(The Hill) — The United States Postal Service on Thursday proposed raising prices ahead of its peak season, a temporary adjustment it says will help handle the holidays.
Rates for priority mail, first-class services and ground shipping would increase by as little as 25 cents in some cases, and as much as $6.50 in others, according to a release.
The temporary increase, now pending approval by the Postal Regulatory Commission, would be in effect from Oct. 2 through Jan. 23.
The price hike would be part of the Postal Service’s 10-year plan to avoid some $160 billion in projected losses.
President Biden signed into law a reform bill for the USPS, a response to concerns that the mail-carrying service was operating at such a loss that it risked running out of funds by 2024.
The legislation eliminated a requirement that USPS pre-fund employees’ retiree health benefits, taking down what was a significant financial burden for the service.

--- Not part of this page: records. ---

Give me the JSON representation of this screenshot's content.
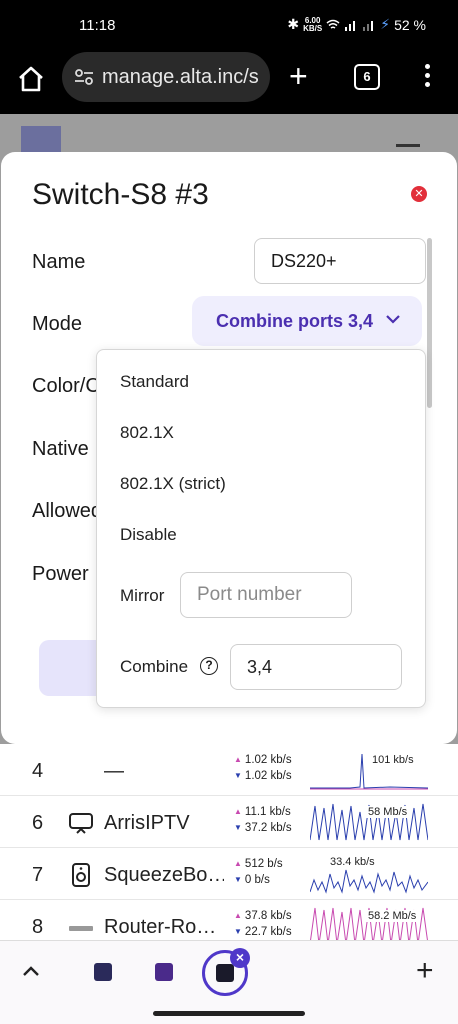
{
  "status_bar": {
    "time": "11:18",
    "net_speed": "6.00",
    "net_unit": "KB/S",
    "battery": "52 %"
  },
  "browser": {
    "url": "manage.alta.inc/s",
    "tab_count": "6"
  },
  "modal": {
    "title": "Switch-S8 #3",
    "labels": {
      "name": "Name",
      "mode": "Mode",
      "color": "Color/C",
      "native": "Native ",
      "allowed": "Allowed",
      "power": "Power "
    },
    "name_value": "DS220+",
    "mode_value": "Combine ports 3,4"
  },
  "dropdown": {
    "options": [
      "Standard",
      "802.1X",
      "802.1X (strict)",
      "Disable"
    ],
    "mirror_label": "Mirror",
    "mirror_placeholder": "Port number",
    "combine_label": "Combine",
    "combine_value": "3,4"
  },
  "ports": [
    {
      "num": "4",
      "name": "—",
      "up": "1.02 kb/s",
      "down": "1.02 kb/s",
      "peak": "101 kb/s"
    },
    {
      "num": "6",
      "name": "ArrisIPTV",
      "up": "11.1 kb/s",
      "down": "37.2 kb/s",
      "peak": "58 Mb/s"
    },
    {
      "num": "7",
      "name": "SqueezeBo…",
      "up": "512 b/s",
      "down": "0 b/s",
      "peak": "33.4 kb/s"
    },
    {
      "num": "8",
      "name": "Router-Ro…",
      "up": "37.8 kb/s",
      "down": "22.7 kb/s",
      "peak": "58.2 Mb/s"
    }
  ],
  "colors": {
    "accent": "#4f38c9",
    "close": "#e22f3a",
    "upload": "#c84ab0",
    "download": "#2a3fae"
  }
}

Earlier this year, the USPS slowed delivery times for many of its first-class packages to cut costs.
In July, it ordered a fleet of new electric vehicles, transitioning about 40 percent of its vehicle operations to electric power. Though the price tag for purchasing new vehicles was high, the postal service lists the move as part of its plan to reduce costs over time.